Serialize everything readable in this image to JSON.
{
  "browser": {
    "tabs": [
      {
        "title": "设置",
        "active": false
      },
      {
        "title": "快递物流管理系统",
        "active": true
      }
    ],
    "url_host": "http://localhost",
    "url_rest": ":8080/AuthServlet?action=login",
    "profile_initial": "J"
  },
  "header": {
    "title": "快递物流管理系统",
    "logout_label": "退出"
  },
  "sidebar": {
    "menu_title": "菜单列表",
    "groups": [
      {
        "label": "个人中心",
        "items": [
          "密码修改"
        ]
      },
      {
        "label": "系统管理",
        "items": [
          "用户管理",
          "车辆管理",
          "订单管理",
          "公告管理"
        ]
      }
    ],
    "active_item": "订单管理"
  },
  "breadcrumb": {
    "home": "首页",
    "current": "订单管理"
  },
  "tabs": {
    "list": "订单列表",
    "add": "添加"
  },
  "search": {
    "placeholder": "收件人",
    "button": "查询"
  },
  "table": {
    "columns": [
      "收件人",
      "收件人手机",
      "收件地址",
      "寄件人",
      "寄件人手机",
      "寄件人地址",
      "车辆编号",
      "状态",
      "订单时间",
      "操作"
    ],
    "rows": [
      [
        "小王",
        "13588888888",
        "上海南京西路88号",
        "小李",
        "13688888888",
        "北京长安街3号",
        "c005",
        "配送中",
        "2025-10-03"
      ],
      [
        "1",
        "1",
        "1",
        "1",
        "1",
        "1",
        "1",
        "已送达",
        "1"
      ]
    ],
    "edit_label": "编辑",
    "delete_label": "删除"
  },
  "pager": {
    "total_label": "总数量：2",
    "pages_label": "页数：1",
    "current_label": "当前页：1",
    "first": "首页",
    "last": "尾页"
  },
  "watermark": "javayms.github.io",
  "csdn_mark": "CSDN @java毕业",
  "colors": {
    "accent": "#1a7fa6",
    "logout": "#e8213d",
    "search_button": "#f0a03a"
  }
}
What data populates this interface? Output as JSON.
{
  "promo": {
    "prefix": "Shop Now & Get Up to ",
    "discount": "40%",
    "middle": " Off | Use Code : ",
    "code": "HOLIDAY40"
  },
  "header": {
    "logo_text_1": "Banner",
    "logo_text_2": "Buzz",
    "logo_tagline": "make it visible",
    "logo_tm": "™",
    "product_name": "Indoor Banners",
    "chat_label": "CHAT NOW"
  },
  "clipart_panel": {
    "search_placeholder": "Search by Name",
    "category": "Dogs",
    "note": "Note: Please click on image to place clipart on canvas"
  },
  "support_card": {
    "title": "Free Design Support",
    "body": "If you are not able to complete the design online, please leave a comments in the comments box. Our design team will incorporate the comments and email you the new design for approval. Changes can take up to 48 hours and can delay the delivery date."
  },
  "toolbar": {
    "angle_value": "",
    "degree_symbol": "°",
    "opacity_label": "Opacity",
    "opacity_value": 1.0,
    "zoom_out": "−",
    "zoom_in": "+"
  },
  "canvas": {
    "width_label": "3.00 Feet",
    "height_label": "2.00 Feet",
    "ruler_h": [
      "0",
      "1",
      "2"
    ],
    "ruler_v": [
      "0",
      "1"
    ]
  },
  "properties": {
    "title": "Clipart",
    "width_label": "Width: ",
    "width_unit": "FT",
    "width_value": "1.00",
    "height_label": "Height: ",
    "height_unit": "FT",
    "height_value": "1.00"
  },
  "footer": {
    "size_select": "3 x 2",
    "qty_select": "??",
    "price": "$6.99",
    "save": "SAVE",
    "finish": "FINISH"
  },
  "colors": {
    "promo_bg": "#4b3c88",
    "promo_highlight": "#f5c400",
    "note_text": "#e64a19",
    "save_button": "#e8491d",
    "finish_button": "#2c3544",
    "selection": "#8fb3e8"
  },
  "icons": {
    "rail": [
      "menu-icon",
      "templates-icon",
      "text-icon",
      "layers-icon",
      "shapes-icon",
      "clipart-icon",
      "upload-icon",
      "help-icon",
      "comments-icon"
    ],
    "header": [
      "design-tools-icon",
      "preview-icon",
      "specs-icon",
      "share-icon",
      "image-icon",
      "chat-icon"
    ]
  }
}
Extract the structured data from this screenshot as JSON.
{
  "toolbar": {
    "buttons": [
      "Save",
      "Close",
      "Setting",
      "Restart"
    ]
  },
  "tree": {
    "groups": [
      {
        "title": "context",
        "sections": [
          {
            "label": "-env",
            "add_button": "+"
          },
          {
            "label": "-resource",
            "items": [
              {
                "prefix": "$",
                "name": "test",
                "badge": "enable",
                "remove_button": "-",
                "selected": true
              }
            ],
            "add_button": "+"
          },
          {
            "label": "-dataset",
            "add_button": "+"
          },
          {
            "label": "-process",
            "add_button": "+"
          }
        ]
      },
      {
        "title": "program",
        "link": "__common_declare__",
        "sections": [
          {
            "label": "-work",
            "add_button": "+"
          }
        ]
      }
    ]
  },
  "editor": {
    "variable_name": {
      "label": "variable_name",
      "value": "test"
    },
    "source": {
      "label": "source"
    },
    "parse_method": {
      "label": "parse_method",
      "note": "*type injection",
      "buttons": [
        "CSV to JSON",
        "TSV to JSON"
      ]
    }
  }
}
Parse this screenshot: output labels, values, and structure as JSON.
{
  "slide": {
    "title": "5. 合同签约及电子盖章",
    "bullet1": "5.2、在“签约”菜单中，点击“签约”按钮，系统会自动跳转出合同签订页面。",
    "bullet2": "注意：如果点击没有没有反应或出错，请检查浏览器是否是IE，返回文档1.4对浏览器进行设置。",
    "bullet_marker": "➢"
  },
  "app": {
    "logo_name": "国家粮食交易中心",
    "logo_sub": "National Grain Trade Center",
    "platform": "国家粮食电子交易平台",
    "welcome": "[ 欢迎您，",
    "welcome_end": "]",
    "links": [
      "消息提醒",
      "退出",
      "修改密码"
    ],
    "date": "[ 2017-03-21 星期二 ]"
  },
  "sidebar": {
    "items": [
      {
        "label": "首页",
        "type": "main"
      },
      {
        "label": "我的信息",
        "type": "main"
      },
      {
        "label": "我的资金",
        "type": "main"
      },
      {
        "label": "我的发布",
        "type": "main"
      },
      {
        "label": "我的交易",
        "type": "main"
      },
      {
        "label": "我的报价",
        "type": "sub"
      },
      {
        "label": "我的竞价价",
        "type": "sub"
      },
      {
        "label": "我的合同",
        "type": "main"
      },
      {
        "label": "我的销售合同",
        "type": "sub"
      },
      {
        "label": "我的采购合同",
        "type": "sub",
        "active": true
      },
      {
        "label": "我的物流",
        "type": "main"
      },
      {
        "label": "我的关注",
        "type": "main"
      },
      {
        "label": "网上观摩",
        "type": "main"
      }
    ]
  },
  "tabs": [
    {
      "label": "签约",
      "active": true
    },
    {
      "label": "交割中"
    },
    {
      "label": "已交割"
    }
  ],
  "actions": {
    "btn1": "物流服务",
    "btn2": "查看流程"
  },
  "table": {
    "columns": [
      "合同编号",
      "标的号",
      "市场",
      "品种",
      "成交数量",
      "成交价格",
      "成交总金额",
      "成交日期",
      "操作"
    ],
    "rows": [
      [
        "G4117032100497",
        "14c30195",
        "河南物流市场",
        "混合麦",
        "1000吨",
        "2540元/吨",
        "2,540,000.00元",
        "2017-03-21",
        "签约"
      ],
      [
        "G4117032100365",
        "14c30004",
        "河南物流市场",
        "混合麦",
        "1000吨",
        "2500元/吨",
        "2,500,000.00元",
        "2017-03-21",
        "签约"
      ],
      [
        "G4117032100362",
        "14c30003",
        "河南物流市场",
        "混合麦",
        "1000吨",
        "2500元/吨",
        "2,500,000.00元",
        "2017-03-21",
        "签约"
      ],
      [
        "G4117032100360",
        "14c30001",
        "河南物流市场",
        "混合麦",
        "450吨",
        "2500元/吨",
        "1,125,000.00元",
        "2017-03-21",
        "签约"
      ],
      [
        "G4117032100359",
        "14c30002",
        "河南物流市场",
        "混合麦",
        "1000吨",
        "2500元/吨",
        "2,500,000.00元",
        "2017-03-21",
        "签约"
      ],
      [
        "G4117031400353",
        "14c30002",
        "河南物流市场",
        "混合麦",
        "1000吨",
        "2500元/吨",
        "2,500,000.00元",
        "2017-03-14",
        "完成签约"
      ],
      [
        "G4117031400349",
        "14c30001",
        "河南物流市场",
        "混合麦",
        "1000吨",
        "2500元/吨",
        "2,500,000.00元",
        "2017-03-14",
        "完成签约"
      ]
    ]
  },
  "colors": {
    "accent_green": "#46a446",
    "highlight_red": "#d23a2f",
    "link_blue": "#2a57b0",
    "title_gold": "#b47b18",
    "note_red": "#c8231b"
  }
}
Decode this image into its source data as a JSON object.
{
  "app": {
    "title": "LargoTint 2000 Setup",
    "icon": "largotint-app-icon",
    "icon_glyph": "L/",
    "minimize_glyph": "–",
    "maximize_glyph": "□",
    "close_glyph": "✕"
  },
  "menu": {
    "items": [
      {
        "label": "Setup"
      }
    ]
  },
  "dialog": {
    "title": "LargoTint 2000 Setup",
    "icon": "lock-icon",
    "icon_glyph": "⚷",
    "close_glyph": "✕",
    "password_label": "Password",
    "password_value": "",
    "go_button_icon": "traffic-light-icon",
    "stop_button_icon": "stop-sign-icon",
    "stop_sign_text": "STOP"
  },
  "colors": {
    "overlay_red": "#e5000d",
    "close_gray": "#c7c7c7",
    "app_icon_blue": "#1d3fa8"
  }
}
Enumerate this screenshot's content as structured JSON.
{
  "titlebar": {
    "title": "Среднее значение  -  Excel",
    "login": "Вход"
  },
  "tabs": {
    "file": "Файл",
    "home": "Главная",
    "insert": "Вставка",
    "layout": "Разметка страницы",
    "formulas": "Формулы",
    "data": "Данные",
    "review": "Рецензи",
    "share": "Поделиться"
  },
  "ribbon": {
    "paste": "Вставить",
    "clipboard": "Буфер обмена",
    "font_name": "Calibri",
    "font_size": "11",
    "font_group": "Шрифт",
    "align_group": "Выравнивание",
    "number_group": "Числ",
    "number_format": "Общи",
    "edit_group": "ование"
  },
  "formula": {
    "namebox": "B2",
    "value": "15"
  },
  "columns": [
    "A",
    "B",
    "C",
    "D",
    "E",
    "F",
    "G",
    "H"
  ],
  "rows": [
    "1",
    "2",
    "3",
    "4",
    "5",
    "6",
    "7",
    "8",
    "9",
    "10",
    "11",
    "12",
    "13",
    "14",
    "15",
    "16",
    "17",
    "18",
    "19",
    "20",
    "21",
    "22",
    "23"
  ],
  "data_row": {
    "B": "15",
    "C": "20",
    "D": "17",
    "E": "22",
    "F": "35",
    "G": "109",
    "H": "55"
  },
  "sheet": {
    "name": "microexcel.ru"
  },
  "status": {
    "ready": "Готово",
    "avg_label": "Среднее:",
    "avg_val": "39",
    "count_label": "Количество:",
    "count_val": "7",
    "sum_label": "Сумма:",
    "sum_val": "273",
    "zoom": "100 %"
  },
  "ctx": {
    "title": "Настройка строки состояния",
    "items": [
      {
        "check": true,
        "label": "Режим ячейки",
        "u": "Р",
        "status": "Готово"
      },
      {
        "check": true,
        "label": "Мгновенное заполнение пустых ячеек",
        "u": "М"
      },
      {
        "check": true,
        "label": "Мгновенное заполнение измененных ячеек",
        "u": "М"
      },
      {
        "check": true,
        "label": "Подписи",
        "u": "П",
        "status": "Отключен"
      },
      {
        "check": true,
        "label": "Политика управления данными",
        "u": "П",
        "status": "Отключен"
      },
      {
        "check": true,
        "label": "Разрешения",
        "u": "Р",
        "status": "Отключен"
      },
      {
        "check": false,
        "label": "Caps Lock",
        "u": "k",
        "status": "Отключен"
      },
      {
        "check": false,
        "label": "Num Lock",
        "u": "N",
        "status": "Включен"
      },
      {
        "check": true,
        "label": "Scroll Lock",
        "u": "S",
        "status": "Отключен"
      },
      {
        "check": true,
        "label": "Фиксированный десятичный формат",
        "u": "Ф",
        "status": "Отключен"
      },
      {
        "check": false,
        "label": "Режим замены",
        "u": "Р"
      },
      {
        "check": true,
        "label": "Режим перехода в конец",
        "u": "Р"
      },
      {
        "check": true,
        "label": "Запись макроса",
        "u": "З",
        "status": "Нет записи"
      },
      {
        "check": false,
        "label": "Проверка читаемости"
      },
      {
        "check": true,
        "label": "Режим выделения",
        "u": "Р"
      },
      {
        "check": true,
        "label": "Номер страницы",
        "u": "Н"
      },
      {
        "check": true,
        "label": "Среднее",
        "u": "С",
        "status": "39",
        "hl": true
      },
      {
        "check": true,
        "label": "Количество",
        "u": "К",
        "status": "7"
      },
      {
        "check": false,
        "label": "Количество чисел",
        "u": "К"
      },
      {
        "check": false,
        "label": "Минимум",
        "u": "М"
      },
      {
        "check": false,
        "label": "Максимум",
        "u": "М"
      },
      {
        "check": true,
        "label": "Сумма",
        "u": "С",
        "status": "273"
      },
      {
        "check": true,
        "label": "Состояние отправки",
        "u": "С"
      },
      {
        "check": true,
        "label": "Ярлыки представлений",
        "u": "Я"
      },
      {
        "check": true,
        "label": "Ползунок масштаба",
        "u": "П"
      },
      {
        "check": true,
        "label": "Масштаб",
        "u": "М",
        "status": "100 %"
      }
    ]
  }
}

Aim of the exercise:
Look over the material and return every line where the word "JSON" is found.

Response to this exercise:
Serialize everything readable in this image to JSON.
What data populates this interface? Output as JSON.
Extract the structured data from this screenshot as JSON.
        "CSV to JSON",
        "TSV to JSON"
Parse this screenshot: output labels, values, and structure as JSON.
Decode this image into its source data as a JSON object.
Enumerate this screenshot's content as structured JSON.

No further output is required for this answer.